KISSIMMEE, Fla.--Last year, just six third baseman punched more than 150 games for their teams, compared to 13 at second base and 11 at first base and shortstop.

The hot corner can burn through a body fast.

(Listen to our Phillies insider, Matt Hammond's conversation with Michael Young)

That's why this offseason, before his age-36 season, Phillies third baseman Michael Young turned to a different type of training regimen, one that he thinks will help keep him on the field for as many as 155 to 160 games when games start to matter: mixed martial arts.

Guess you could say he's been fighting age, literally.

"It was awesome," he said after the Phillies 17-10 loss to the Atlanta Braves at Champions Field and the ESPN Wide World of Sports here.

"I’m going to do it every offseason."

His goal: to get in the best shape possible to not only endure the taxing 162-game schedule, but continue to polish his craft with the Phillies in Grapefruit League games this spring, even after 13 years in the bigs.

His regimen: his old routine, plus three times a week in an MMA gym.

"I wasn't taking blows to the chops or anything," he joked.

But he wasn't squandering any opportunities, now or in the regular (and maybe post) season, either. Even if that meant, as he said, grinding day in and out with little to no rest between workouts.

"That was my goal heading into the season," he said. "And that’s exactly what’s happened. I’ve been able to work really hard. I’m breaking a full sweat. But I don’t think I’ve really started to lose my breath one time."

This spring, Young has batted .294 in 18 games, making for technically his least productive exhibition season since 2006, when he hit .270 in 12 Cactus League games with the Texas Rangers.

Then again, Young's set high standards for himself: in his career, he's hit .370 in February and March, three times topping .400.

Still, the concern is that playing third base full-time for the first time since 2010 will, along with his age, begin to erode his .301 career average, why the Phillies sent Josh Lindblom to Texas to get him in December.

If so, Young doesn't feel it coming, physically.

"To be honest with you, I’ve felt the same my whole career," he said. "One thing I’ve heard most, (other players) say when you hit 30, that’s when your body starts to take a bit more of a beating. I never really felt that way. I feel the same as I’ve felt for a long time."

To Kevin Frandsen, that's how it looks, too.

"Look at him walking around," he joked on Sunday. "He’s young. People always do the age thing. They just assume by age. They don’t look. You always gotta look first."

And, to Frandsen, take a closer look at the numbers.

"They say he had a down year last year. He hit like .280," he said with a laugh. "That’s a down year? I mean, really? The media portrays that as such a down year. Ask a lot of major leaguers what they would like. That would be a helluva year."

In both 2008 and 2010, Young hit .283 after hitting over .310 the year prior. The years after, he hit .322 and .388.

In both bounce-back years, he actually played the field more.

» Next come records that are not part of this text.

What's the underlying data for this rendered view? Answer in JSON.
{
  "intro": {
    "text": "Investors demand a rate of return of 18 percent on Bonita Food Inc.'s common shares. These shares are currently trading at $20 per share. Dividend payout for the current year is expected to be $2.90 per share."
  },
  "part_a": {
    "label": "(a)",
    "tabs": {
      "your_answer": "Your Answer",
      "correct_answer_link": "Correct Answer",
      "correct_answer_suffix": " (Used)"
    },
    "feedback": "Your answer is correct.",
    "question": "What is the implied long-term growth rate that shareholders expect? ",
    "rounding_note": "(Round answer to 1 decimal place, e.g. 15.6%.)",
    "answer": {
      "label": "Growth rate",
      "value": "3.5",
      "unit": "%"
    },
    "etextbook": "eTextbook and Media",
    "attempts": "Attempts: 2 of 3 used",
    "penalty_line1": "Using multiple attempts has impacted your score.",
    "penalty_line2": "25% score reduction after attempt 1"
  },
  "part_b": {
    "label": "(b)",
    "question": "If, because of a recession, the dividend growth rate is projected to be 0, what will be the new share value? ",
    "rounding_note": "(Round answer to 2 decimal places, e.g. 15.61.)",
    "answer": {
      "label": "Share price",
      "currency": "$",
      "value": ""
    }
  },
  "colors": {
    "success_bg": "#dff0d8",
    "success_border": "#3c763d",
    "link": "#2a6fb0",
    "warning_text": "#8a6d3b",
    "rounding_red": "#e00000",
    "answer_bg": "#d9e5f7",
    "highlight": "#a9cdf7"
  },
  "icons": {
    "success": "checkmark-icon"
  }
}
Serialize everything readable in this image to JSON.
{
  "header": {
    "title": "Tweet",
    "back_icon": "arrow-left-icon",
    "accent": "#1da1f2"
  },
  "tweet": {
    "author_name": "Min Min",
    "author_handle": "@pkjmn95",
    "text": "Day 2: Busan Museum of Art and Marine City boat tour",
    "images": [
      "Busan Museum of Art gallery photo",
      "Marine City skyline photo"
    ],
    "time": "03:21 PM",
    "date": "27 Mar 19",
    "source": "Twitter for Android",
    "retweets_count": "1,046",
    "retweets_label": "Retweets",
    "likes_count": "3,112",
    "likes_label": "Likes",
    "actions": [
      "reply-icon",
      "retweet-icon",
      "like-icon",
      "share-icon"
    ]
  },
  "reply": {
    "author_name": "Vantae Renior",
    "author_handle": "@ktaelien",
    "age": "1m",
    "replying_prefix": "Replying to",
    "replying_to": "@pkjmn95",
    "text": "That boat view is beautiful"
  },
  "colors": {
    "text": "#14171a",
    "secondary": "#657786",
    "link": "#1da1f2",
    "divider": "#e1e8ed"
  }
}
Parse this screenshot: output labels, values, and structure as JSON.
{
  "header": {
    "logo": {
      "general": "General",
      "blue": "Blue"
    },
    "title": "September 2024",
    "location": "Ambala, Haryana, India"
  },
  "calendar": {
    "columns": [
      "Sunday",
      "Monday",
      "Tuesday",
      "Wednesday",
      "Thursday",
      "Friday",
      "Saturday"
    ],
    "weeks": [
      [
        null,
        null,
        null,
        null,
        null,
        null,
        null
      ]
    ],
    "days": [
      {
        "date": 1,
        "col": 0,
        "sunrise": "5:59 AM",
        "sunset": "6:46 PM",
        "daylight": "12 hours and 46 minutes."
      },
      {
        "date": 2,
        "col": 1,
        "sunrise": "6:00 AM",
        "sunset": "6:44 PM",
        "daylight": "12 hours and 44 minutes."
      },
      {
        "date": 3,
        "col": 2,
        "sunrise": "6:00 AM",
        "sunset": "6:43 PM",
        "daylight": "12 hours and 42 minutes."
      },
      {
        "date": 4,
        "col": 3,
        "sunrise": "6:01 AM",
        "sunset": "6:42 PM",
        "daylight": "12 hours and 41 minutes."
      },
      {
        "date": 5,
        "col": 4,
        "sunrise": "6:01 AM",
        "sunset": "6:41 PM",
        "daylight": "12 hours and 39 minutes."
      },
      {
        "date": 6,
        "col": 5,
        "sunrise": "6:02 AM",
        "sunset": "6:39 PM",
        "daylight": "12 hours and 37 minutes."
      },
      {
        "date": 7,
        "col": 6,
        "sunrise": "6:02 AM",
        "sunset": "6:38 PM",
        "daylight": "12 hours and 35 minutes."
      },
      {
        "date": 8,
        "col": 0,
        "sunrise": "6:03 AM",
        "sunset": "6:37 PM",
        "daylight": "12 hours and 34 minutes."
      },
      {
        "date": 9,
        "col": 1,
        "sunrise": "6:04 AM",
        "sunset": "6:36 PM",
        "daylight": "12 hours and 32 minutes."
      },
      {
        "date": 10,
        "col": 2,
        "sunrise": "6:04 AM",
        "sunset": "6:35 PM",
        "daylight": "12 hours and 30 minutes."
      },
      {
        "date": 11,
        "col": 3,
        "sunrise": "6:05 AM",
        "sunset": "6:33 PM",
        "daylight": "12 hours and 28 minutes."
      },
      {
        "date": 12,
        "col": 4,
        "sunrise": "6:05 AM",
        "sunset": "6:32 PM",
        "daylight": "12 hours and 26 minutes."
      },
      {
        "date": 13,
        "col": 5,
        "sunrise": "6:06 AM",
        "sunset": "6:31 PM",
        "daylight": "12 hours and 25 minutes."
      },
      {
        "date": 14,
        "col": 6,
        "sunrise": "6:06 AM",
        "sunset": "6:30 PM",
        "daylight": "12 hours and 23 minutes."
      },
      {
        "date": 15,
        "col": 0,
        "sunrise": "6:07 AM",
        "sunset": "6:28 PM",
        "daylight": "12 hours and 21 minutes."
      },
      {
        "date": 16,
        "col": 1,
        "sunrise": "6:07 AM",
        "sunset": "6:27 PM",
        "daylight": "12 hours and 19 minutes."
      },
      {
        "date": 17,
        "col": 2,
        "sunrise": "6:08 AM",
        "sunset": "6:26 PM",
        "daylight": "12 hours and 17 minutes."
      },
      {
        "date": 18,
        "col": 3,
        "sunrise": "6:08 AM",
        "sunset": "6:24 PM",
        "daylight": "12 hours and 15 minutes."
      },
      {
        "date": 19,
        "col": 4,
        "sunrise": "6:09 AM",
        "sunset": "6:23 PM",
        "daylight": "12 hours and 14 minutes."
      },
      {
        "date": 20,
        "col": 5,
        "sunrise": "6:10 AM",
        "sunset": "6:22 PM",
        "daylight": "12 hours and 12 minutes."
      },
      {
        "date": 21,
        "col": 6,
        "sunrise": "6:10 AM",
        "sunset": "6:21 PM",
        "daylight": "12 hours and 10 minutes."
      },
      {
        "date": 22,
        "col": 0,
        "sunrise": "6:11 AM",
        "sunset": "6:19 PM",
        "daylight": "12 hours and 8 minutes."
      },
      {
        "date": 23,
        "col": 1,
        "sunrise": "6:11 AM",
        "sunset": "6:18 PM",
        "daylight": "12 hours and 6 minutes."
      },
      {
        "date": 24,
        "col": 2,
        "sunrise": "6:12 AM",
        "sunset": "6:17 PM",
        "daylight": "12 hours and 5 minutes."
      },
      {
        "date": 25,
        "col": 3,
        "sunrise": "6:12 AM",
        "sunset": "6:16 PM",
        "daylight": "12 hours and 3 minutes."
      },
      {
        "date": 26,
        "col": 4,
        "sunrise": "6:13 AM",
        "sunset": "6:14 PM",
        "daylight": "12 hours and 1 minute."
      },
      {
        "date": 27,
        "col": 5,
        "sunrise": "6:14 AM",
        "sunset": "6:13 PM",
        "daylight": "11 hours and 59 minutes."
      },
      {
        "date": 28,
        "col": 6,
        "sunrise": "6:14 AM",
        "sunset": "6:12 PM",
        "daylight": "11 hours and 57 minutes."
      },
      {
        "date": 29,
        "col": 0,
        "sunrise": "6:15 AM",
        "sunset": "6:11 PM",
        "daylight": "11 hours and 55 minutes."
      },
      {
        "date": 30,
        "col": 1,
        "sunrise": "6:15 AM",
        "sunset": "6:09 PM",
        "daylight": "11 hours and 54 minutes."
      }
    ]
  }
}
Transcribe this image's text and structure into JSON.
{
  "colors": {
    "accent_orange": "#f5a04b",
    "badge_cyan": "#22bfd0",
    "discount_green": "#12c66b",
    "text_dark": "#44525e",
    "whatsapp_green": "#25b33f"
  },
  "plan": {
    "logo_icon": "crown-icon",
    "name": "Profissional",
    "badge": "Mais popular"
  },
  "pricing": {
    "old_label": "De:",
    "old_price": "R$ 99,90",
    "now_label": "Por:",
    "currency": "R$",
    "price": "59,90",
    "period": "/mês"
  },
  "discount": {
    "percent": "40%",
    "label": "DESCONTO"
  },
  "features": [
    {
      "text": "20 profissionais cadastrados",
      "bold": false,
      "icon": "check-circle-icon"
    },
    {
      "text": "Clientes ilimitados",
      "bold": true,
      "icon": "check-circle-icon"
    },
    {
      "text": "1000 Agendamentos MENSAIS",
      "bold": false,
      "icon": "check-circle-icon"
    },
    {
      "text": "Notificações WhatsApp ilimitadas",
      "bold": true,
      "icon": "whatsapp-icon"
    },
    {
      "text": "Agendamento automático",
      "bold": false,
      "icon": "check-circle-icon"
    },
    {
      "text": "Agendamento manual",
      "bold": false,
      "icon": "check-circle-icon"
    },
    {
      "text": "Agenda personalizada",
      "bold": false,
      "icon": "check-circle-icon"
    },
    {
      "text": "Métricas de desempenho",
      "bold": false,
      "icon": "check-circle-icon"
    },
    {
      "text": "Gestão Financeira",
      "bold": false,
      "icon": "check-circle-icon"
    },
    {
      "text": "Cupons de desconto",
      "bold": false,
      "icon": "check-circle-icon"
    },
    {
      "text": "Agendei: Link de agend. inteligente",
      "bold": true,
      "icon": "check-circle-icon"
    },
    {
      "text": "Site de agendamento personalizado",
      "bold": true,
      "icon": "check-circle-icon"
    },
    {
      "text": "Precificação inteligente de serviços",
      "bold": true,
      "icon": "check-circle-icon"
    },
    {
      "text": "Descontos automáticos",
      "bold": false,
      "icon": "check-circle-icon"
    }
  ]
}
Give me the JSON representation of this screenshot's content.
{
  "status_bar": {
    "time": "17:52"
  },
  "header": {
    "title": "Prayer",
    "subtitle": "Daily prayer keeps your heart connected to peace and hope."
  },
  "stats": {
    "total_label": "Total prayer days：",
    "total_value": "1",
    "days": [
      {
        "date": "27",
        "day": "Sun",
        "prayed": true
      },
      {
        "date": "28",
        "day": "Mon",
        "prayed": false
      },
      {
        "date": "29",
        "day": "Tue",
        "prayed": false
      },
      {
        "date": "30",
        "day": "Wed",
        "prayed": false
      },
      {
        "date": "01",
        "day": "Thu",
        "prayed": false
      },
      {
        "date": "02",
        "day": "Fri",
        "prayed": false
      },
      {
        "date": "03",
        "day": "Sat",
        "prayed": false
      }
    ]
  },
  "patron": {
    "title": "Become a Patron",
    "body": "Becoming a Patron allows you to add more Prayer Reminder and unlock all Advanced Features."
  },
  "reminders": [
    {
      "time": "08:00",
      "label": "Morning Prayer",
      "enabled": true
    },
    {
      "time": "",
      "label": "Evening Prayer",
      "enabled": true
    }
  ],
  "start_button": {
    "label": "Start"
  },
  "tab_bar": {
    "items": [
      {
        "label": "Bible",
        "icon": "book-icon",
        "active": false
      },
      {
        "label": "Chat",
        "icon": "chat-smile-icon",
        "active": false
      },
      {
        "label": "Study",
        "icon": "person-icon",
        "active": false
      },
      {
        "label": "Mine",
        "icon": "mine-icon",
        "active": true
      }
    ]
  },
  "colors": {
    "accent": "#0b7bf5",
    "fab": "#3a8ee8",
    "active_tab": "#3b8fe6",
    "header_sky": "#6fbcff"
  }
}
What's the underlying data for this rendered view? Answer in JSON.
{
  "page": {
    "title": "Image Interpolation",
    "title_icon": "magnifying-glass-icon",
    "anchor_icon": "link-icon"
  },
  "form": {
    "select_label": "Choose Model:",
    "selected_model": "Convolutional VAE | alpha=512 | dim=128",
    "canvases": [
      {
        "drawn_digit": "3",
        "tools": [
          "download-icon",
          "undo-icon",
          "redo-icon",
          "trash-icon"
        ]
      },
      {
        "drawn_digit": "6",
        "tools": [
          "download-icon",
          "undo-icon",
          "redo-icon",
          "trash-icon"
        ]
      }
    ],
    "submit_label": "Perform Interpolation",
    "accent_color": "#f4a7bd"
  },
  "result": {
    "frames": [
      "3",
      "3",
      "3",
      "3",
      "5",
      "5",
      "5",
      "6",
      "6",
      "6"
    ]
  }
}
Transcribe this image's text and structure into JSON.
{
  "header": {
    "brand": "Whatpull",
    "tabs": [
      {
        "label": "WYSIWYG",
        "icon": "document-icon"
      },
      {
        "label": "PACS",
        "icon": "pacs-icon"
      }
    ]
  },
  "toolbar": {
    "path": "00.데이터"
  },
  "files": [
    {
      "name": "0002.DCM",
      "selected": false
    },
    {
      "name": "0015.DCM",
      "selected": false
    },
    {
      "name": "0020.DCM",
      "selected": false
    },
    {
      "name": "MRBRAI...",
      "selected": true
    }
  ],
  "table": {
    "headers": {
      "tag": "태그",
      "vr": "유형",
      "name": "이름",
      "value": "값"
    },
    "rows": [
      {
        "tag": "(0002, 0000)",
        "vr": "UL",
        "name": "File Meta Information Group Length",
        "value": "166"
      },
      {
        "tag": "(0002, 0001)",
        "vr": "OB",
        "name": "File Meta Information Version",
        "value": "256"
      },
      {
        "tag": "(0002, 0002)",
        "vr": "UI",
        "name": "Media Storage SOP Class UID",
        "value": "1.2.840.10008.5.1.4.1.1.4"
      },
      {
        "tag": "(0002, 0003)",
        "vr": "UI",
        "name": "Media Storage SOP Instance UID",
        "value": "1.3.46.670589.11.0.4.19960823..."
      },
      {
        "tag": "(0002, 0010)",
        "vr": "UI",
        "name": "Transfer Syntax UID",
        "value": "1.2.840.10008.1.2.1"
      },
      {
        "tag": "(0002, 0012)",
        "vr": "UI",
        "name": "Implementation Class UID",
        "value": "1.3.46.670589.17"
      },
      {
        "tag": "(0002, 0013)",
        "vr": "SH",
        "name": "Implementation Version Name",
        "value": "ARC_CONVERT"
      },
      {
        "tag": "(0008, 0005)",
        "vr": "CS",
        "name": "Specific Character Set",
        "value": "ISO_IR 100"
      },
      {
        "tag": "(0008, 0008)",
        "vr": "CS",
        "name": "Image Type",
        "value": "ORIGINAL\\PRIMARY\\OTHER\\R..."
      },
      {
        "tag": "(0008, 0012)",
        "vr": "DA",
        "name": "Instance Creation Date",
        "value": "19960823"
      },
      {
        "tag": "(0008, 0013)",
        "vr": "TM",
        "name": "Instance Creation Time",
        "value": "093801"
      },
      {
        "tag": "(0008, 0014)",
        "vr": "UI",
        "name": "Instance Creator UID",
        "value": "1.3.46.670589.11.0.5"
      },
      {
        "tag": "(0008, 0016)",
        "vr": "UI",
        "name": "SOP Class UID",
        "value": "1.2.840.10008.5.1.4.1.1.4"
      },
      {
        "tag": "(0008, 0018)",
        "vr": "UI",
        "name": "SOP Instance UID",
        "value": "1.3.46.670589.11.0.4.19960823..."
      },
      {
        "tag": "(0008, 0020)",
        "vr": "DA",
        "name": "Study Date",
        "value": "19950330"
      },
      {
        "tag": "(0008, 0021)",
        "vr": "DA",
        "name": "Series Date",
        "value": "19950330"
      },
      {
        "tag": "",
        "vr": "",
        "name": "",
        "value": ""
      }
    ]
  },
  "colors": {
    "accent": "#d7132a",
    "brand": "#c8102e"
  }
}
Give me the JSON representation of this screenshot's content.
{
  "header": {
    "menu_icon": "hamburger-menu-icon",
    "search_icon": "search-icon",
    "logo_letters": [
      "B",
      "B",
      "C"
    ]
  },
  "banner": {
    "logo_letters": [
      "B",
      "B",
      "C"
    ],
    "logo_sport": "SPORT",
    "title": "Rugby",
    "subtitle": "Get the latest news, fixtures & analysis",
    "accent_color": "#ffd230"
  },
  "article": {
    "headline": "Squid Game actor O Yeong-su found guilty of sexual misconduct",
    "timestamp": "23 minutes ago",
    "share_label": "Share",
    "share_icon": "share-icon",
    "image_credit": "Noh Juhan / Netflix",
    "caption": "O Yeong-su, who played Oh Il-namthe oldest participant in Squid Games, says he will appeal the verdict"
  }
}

But if he's befallen by injury or the coaching staff opts to temper his usage, Frandsen will likely be the guy the Phillies turn to.

Nothing is for certain. But Frandsen's .338 average and .834 OPS in 55 games last summer and .298 average and .880 this spring make him a safe bet for one of two roster spots likely to go to utility infielders. Freddy Galvis will likely land the other.

"He’s been great," Young said of Frandsen. "Really versatile guy. Works hard. He and I take ground balls together every morning. I think that he knows he can carve himself out a really great niche."

In 2007, Frandsen seemed to have done just that for the Giants, hitting .269 in 109 games, but he was derailed by an Achilles injury the next spring, costing him all but one game. Between then and last season, he played 77 games and none in 2011.

For the three years since, Frandsen said, his focus has been his consistency -- not only in his performance, but also in his preparation.

That's partly where a guy like Young comes in.

"You hear all the stories about him, and he just tops it," Frandsen said of Young. "Just with his personality and willingness to help. He’ll ask me questions, there’s certain things I do, and I’m like, You’ve got the All-Star games behind you, buddy."

And, the Phillies hope, at least one more ahead of him.